I sometimes feel like a story archaeologist. I have a mental image of myself, digging and digging and digging underneath all the rotting story mats of the wandering troubadors and tale-tellers of old. Some of those story mats are quite ragged by now; others have gone decidedly mouldy.
However, the deeper I dig, the closer to the original story I get. And then, if I’m lucky, I can find the shamanic themes that ran through what we now call ‘myths’ which show the wisdom of our earliest ancestors – a wisdom that is sadly lacking in much of today’s literary offerings. I then weave these myths into my own stories in a way that I think better reflects their true, multi-dimensional nature.
Most of the ancient myths that have survived and are available to us today were translated either by Christian monks or by PhD students and, as far as I know, none of them were translated by shamans, like me, and that’s why I keep on digging – and sometimes, I hit gold.
The sardonyx cup of this chalice was made in Alexandria in the 2nd century BCE, and the wrought silver-gilted mounting, inset with precious gems and pearls, was commissioned by Abbot Suger of St Denis, France, in the 12th century.
Those of you who know your shamanic sex magic – and if you don’t, I’ve explained all about it, in copious detail, in my book, Reclaiming Sovereignty – will quickly realise that this chalice is symbolic of the operation of the Marriage of the Sun and the Moon. The wrought silver-gilt handles on Abbot Suger’s chalice are a stylistic Fibonacci representation of the Black and Gold serpents as they climb their way up to djed (spinal column) to the Chalice (Holy Grail) of the hypothalamus, where they hang their heads over the rim and then secrete Red and White Serpentine Drops of nectar on to the pineal gland, thus activating the Third Eye. The drops merge and swirl and blend together to form a pinkish colour on the bottom of the Chalice of the hypothalamus.
“HERE she comes,” muttered Cerridwen, through glinting black diamond teeth, as the dark silhouette of a woman came suddenly into view against the pinkening skies on the horizon, running across the top of an undulating field before vanishing again into the dew-laden deeps of the darkening gloaming.
Cerridwen’s wizened snake’s eyes had been scouring the horizon for hours, while she stirred her cauldron with a long silvery ash stick that was almost as gnarled and twisted as herself.

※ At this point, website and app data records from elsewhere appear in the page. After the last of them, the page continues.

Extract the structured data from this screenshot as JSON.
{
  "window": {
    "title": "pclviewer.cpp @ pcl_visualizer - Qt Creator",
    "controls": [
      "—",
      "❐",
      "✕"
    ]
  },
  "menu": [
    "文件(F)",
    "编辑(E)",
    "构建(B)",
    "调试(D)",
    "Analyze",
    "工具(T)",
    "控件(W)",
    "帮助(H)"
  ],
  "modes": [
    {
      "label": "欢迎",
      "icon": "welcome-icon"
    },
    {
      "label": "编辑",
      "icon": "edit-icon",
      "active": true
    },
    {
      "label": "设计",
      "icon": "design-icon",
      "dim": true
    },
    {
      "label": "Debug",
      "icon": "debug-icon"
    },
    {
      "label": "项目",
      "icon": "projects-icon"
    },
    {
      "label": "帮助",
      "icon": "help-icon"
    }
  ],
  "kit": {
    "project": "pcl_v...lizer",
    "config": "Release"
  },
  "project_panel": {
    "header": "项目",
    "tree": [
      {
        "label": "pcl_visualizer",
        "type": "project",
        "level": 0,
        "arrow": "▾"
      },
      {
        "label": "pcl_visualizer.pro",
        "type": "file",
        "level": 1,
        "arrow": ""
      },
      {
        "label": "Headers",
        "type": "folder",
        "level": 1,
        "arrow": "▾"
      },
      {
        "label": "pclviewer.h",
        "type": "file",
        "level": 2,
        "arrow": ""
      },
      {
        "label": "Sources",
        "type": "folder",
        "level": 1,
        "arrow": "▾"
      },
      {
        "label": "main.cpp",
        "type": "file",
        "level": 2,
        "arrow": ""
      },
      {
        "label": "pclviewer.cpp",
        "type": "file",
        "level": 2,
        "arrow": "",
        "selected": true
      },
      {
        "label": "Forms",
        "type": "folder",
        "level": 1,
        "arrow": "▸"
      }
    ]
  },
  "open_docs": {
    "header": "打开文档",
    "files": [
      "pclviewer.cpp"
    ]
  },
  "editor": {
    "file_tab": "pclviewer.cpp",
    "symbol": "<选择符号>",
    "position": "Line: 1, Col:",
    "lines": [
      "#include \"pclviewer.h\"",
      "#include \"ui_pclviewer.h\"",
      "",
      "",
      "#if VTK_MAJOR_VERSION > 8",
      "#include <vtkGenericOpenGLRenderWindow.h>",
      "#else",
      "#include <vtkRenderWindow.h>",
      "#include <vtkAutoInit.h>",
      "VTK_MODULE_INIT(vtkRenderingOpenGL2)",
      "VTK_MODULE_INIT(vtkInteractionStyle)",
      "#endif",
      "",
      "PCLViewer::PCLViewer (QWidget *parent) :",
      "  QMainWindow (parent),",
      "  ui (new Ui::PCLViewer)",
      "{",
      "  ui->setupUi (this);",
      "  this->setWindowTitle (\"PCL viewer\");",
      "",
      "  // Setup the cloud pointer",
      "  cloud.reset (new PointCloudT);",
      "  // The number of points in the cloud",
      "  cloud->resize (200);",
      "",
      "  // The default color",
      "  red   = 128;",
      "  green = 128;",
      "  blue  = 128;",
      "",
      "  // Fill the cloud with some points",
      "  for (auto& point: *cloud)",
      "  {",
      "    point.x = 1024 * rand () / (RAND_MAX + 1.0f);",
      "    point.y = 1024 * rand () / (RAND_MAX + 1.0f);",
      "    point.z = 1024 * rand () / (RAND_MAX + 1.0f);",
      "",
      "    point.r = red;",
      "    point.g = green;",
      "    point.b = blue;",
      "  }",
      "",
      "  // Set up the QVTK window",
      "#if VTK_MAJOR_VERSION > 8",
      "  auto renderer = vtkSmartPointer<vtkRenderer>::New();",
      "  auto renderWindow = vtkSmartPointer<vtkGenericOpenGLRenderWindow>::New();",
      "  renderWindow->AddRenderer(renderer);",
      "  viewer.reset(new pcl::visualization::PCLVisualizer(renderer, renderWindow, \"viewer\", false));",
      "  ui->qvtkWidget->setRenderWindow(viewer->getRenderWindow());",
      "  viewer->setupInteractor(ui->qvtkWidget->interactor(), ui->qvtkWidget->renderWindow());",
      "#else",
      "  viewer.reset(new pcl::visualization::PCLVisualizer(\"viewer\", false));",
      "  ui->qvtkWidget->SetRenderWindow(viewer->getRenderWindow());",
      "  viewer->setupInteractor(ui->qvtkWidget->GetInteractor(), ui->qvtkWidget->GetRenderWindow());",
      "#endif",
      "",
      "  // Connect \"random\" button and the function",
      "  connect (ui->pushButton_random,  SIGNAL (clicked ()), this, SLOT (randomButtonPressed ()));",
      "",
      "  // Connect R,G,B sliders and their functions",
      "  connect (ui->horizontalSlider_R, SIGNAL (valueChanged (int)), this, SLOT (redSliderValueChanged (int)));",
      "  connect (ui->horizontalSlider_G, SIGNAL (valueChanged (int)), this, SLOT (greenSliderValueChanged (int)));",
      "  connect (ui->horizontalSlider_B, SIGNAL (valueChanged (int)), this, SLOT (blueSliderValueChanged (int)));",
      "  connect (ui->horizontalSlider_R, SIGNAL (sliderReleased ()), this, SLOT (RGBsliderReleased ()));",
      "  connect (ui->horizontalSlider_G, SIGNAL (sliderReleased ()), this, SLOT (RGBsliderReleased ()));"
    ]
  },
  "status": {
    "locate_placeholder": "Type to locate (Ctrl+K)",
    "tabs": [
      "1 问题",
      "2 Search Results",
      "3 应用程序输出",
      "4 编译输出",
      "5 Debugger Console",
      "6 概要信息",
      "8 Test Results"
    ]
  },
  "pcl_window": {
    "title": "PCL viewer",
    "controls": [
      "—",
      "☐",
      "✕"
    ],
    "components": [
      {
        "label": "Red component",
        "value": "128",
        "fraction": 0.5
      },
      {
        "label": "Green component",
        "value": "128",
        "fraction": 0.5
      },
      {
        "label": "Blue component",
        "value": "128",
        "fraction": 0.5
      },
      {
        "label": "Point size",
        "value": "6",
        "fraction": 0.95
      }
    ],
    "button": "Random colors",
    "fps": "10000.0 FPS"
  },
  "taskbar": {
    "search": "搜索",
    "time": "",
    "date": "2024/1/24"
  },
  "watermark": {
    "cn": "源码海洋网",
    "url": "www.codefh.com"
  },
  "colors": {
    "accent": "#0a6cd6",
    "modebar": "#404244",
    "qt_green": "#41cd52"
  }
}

With one black eye firmly fixed on the ever-duskening fields in the distance as the setting sun began to cast its long creeping shadows, she watched from the corner of the other as the Scorpion goddess constellation slowly rose, glittering like an ice crystal palace against the lapis lazuli celestial vault.
Listen to the whole of the first chapter of The Bright World of the Gods here:
We’ve been on such a wild helter skelter ride, lately – a virtual Apocalypse of political revelations – that it’s easy to get mesmerised watching the marionettes on the world stage as they try to cling on to power while the hurricane of the spirit of Sovereignty challenges their citadels.
That said, I want to tell you about my new book, The Bright World of the Gods, which is based on the stories of our own indigenous culture. That’s because, in my experience, geo-political events don’t just happen randomly in a vacuum. When they are an organic ‘populist’ expression, they are the end result of an impetus that springs forth from the hearts and minds of the people and that has its source in spirituality first, and then culture.
This is a real faery story …
The Bright World of the Gods was gifted into my Dreamtime by the spirits of the land that inhabit the other dimensions permeating the Vale of Avalon, in Somerset, England. These spirits are known locally as the Gentle Folk, or the Fae, although you might know them better as faeries. So this is a real faery story for enlightened adults from a benevolent Elder race whose role it is to guide the steps of humanity. Continue reading
When the people of Britain voted to leave the European Union in June 2016, the word on everyone’s lips was Sovereignty.
But what is Sovereignty?
There were some who tried to convince the British people that Sovereignty didn’t really exist, or that if it did, it was over-rated. A few self-styled experts claimed that Sovereignty could be extended or pooled; others insisted that Sovereignty was merely “the ability to get things done.”
All of those pundits were wrong – although they were hardly to blame for their errors. Sovereignty actually starts off life as a spiritual transmission from the spirits of the land, but this is no longer taught to the general populace. Continue reading